BEGIN MATERIAL SUPPLIED

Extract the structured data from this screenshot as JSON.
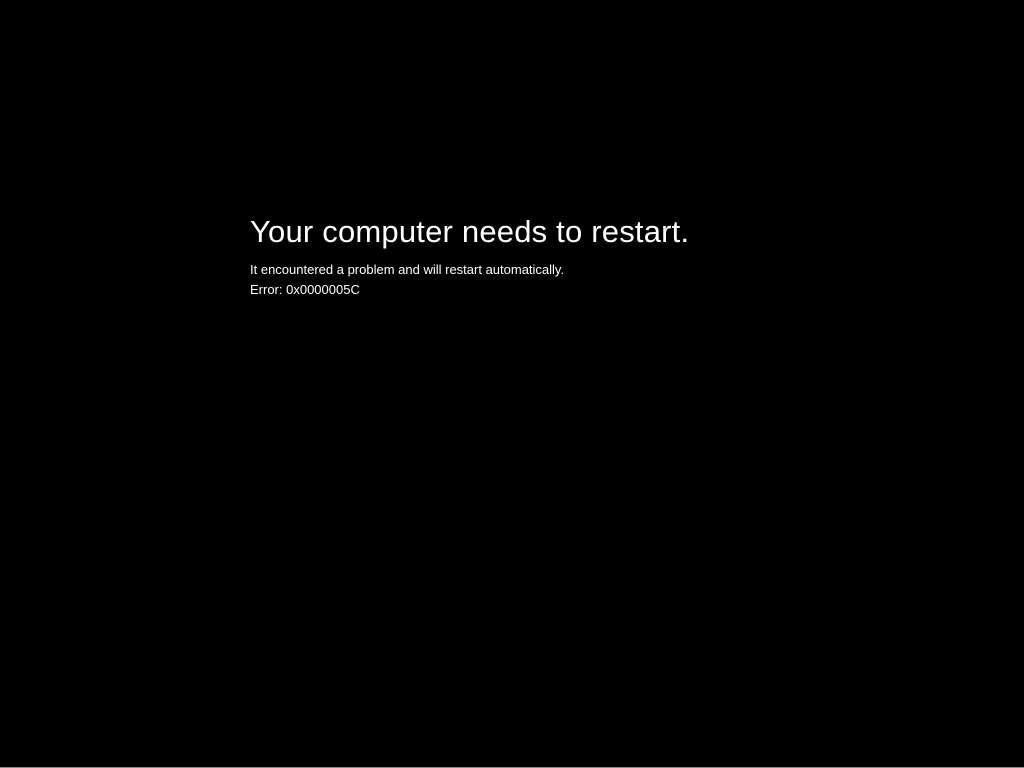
{
  "error_screen": {
    "heading": "Your computer needs to restart.",
    "subtext": "It encountered a problem and will restart automatically.",
    "error_code": "Error: 0x0000005C"
  }
}
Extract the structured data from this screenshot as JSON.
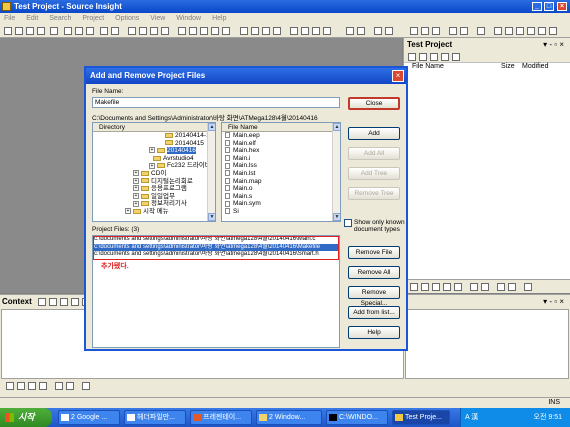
{
  "app": {
    "title": "Test Project - Source Insight",
    "menu": [
      "File",
      "Edit",
      "Search",
      "Project",
      "Options",
      "View",
      "Window",
      "Help"
    ]
  },
  "project_panel": {
    "title": "Test Project",
    "col_name": "File Name",
    "col_size": "Size",
    "col_modified": "Modified"
  },
  "context_panel": {
    "title": "Context"
  },
  "statusbar": {
    "ins": "INS"
  },
  "dialog": {
    "title": "Add and Remove Project Files",
    "file_name_label": "File Name:",
    "file_name_value": "Makefile",
    "path": "C:\\Documents and Settings\\Administrator\\바탕 화면\\ATMega128\\4월\\20140416",
    "directory_header": "Directory",
    "directory_items": [
      {
        "label": "20140414-1",
        "expander": "",
        "selected": false,
        "indent": 64
      },
      {
        "label": "20140415",
        "expander": "",
        "selected": false,
        "indent": 64
      },
      {
        "label": "20140416",
        "expander": "+",
        "selected": true,
        "indent": 56
      },
      {
        "label": "Avrstudio4",
        "expander": "",
        "selected": false,
        "indent": 52
      },
      {
        "label": "Fc232 드라이버",
        "expander": "+",
        "selected": false,
        "indent": 56
      },
      {
        "label": "CD이",
        "expander": "+",
        "selected": false,
        "indent": 40
      },
      {
        "label": "디지털논리회로",
        "expander": "+",
        "selected": false,
        "indent": 40
      },
      {
        "label": "응용프로그램",
        "expander": "+",
        "selected": false,
        "indent": 40
      },
      {
        "label": "일일업무",
        "expander": "+",
        "selected": false,
        "indent": 40
      },
      {
        "label": "정보처리기사",
        "expander": "+",
        "selected": false,
        "indent": 40
      },
      {
        "label": "시작 메뉴",
        "expander": "+",
        "selected": false,
        "indent": 32
      }
    ],
    "file_header": "File Name",
    "files": [
      "Main.eep",
      "Main.elf",
      "Main.hex",
      "Main.i",
      "Main.lss",
      "Main.lst",
      "Main.map",
      "Main.o",
      "Main.s",
      "Main.sym",
      "Si"
    ],
    "buttons": {
      "close": "Close",
      "add": "Add",
      "add_all": "Add All",
      "add_tree": "Add Tree",
      "remove_tree": "Remove Tree",
      "remove_file": "Remove File",
      "remove_all": "Remove All",
      "remove_special": "Remove Special...",
      "add_from_list": "Add from list...",
      "help": "Help"
    },
    "show_only_known": "Show only known document types",
    "project_files_label": "Project Files: (3)",
    "project_files": [
      "c:\\documents and settings\\administrator\\바탕 화면\\atmega128\\4월\\20140416\\Main.c",
      "c:\\documents and settings\\administrator\\바탕 화면\\atmega128\\4월\\20140416\\Makefile",
      "c:\\documents and settings\\administrator\\바탕 화면\\atmega128\\4월\\20140416\\Smart.h"
    ],
    "annotation": "추가됐다."
  },
  "taskbar": {
    "start": "시작",
    "tasks": [
      {
        "label": "2 Google ...",
        "active": false
      },
      {
        "label": "헤더파일만...",
        "active": false
      },
      {
        "label": "프레젠테이...",
        "active": false
      },
      {
        "label": "2 Window...",
        "active": false
      },
      {
        "label": "C:\\WINDO...",
        "active": false
      },
      {
        "label": "Test Proje...",
        "active": true
      }
    ],
    "tray_lang": "A 漢",
    "clock": "오전 9:51"
  },
  "colors": {
    "titlebar": "#0a48c8",
    "selection": "#316ac5",
    "annotation_red": "#e02020",
    "taskbar": "#1e55c8"
  }
}
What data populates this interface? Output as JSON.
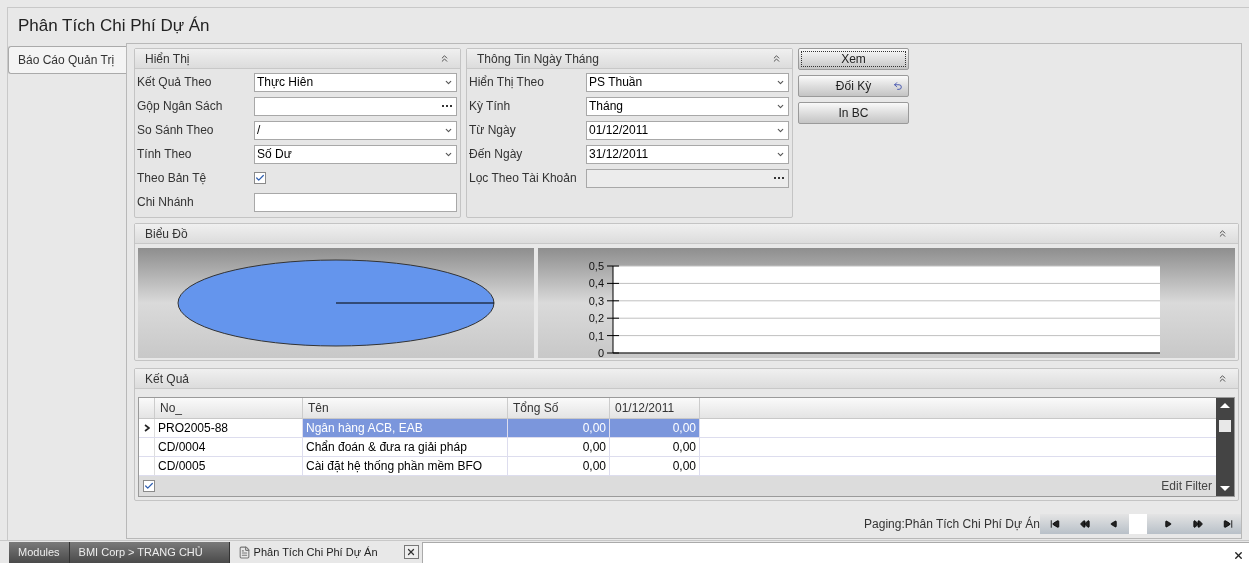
{
  "window": {
    "title": "Phân Tích Chi Phí Dự Án"
  },
  "side_tabs": [
    {
      "label": "Báo Cáo Quản Trị",
      "selected": true
    }
  ],
  "display_panel": {
    "title": "Hiển Thị",
    "fields": [
      {
        "label": "Kết Quả Theo",
        "kind": "combo",
        "value": "Thực Hiên"
      },
      {
        "label": "Gộp Ngân Sách",
        "kind": "lookup"
      },
      {
        "label": "So Sánh Theo",
        "kind": "combo",
        "value": "/"
      },
      {
        "label": "Tính Theo",
        "kind": "combo",
        "value": "Số Dư"
      },
      {
        "label": "Theo Bản Tệ",
        "kind": "checkbox",
        "checked": true
      },
      {
        "label": "Chi Nhánh",
        "kind": "text"
      }
    ]
  },
  "date_panel": {
    "title": "Thông Tin Ngày Tháng",
    "fields": [
      {
        "label": "Hiển Thị Theo",
        "kind": "combo",
        "value": "PS Thuần"
      },
      {
        "label": "Kỳ Tính",
        "kind": "combo",
        "value": "Tháng"
      },
      {
        "label": "Từ Ngày",
        "kind": "combo",
        "value": "01/12/2011"
      },
      {
        "label": "Đến Ngày",
        "kind": "combo",
        "value": "31/12/2011"
      },
      {
        "label": "Lọc Theo Tài Khoản",
        "kind": "lookup",
        "disabled": true
      }
    ]
  },
  "buttons": [
    {
      "label": "Xem",
      "focused": true,
      "icon": false
    },
    {
      "label": "Đối Kỳ",
      "focused": false,
      "icon": true
    },
    {
      "label": "In BC",
      "focused": false,
      "icon": false
    }
  ],
  "chart_panel": {
    "title": "Biểu Đồ",
    "y_axis_labels": [
      "0,5",
      "0,4",
      "0,3",
      "0,2",
      "0,1",
      "0"
    ]
  },
  "result_panel": {
    "title": "Kết Quả",
    "columns": [
      "No_",
      "Tên",
      "Tổng Số",
      "01/12/2011"
    ],
    "rows": [
      {
        "cells": [
          "PRO2005-88",
          "Ngân hàng ACB, EAB",
          "0,00",
          "0,00"
        ],
        "selected": true
      },
      {
        "cells": [
          "CD/0004",
          "Chẩn đoán & đưa ra giải pháp",
          "0,00",
          "0,00"
        ],
        "selected": false
      },
      {
        "cells": [
          "CD/0005",
          "Cài đặt hệ thống phần mềm BFO",
          "0,00",
          "0,00"
        ],
        "selected": false
      }
    ],
    "filter_checked": true,
    "edit_filter": "Edit Filter"
  },
  "paging": {
    "label": "Paging:Phân Tích Chi Phí Dự Án"
  },
  "taskbar": {
    "items": [
      {
        "label": "Modules",
        "kind": "module",
        "selected": false
      },
      {
        "label": "BMI Corp > TRANG CHỦ",
        "kind": "module",
        "selected": false
      },
      {
        "label": "Phân Tích Chi Phí Dự Án",
        "kind": "document",
        "selected": true
      }
    ]
  }
}
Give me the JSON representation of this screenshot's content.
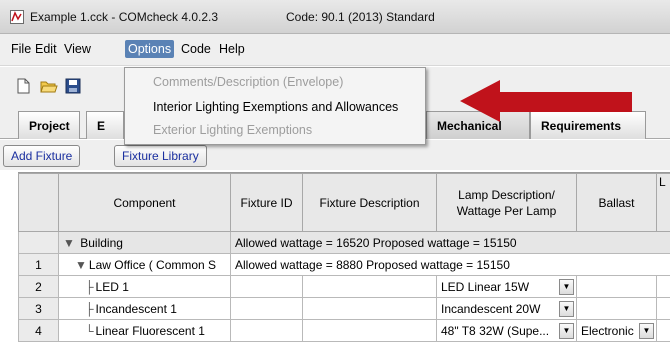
{
  "window": {
    "title": "Example 1.cck - COMcheck 4.0.2.3",
    "code": "Code: 90.1 (2013) Standard"
  },
  "menubar": {
    "items": [
      {
        "label": "File"
      },
      {
        "label": "Edit"
      },
      {
        "label": "View"
      },
      {
        "label": "Options"
      },
      {
        "label": "Code"
      },
      {
        "label": "Help"
      }
    ],
    "active": "Options"
  },
  "options_menu": {
    "items": [
      {
        "label": "Comments/Description (Envelope)",
        "enabled": false
      },
      {
        "label": "Interior Lighting Exemptions and Allowances",
        "enabled": true
      },
      {
        "label": "Exterior Lighting Exemptions",
        "enabled": false
      }
    ]
  },
  "tabs": [
    {
      "label": "Project"
    },
    {
      "label": "E"
    },
    {
      "label": "Mechanical"
    },
    {
      "label": "Requirements"
    }
  ],
  "subtoolbar": {
    "add_fixture": "Add Fixture",
    "fixture_library": "Fixture Library"
  },
  "table": {
    "headers": [
      "Component",
      "Fixture ID",
      "Fixture Description",
      "Lamp Description/ Wattage Per Lamp",
      "Ballast",
      "L"
    ],
    "group_building": {
      "component": "Building",
      "info": "Allowed wattage = 16520   Proposed wattage = 15150"
    },
    "rows": [
      {
        "num": "1",
        "component": "Law Office ( Common S",
        "info": "Allowed wattage = 8880   Proposed wattage = 15150"
      },
      {
        "num": "2",
        "component": "LED 1",
        "lamp": "LED Linear 15W",
        "ballast": ""
      },
      {
        "num": "3",
        "component": "Incandescent 1",
        "lamp": "Incandescent 20W",
        "ballast": ""
      },
      {
        "num": "4",
        "component": "Linear Fluorescent 1",
        "lamp": "48\" T8 32W (Supe...",
        "ballast": "Electronic"
      }
    ]
  },
  "colors": {
    "menu_highlight": "#5a82b5",
    "arrow": "#c0121b",
    "link_text": "#1a2fa0"
  }
}
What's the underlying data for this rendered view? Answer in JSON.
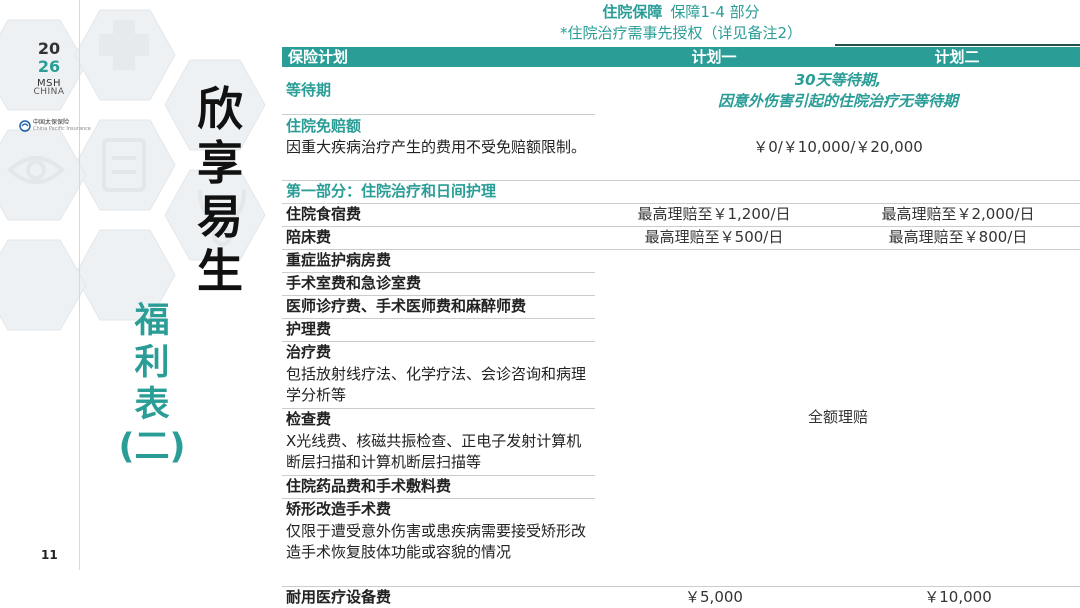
{
  "sidebar": {
    "logo_year_top": "20",
    "logo_year_bottom": "26",
    "logo_msh": "MSH",
    "logo_china": "CHINA",
    "partner_name": "中国太保保险",
    "partner_sub": "China Pacific Insurance",
    "title_main": [
      "欣",
      "享",
      "易",
      "生"
    ],
    "title_sub": [
      "福",
      "利",
      "表",
      "(二)"
    ],
    "page_number": "11"
  },
  "header": {
    "title_strong": "住院保障",
    "title_rest": "保障1-4 部分",
    "note": "*住院治疗需事先授权（详见备注2）"
  },
  "table": {
    "col_plan": "保险计划",
    "col_plan1": "计划一",
    "col_plan2": "计划二",
    "waiting_label": "等待期",
    "waiting_line1": "30天等待期,",
    "waiting_line2": "因意外伤害引起的住院治疗无等待期",
    "deductible_label": "住院免赔额",
    "deductible_desc": "因重大疾病治疗产生的费用不受免赔额限制。",
    "deductible_value": "￥0/￥10,000/￥20,000",
    "section1": "第一部分：住院治疗和日间护理",
    "room_board": "住院食宿费",
    "room_board_p1": "最高理赔至￥1,200/日",
    "room_board_p2": "最高理赔至￥2,000/日",
    "companion": "陪床费",
    "companion_p1": "最高理赔至￥500/日",
    "companion_p2": "最高理赔至￥800/日",
    "icu": "重症监护病房费",
    "surgery_room": "手术室费和急诊室费",
    "physician": "医师诊疗费、手术医师费和麻醉师费",
    "nursing": "护理费",
    "treatment": "治疗费",
    "treatment_desc": "包括放射线疗法、化学疗法、会诊咨询和病理学分析等",
    "examination": "检查费",
    "examination_desc": "X光线费、核磁共振检查、正电子发射计算机断层扫描和计算机断层扫描等",
    "drugs": "住院药品费和手术敷料费",
    "reconstructive": "矫形改造手术费",
    "reconstructive_desc": "仅限于遭受意外伤害或患疾病需要接受矫形改造手术恢复肢体功能或容貌的情况",
    "full_coverage": "全额理赔",
    "equipment": "耐用医疗设备费",
    "equipment_p1": "￥5,000",
    "equipment_p2": "￥10,000"
  },
  "colors": {
    "accent": "#2a9d97",
    "text": "#222222"
  },
  "icons": [
    "hexagon-pattern-background",
    "medical-cross-icon",
    "clipboard-icon",
    "stethoscope-icon",
    "eye-icon",
    "partner-logo-icon"
  ]
}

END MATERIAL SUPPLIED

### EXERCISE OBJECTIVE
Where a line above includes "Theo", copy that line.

### THE COMPLETED TASK
        "label": "Kết Quả Theo",
        "label": "So Sánh Theo",
        "label": "Tính Theo",
        "label": "Theo Bản Tệ",
        "label": "Hiển Thị Theo",
        "label": "Lọc Theo Tài Khoản",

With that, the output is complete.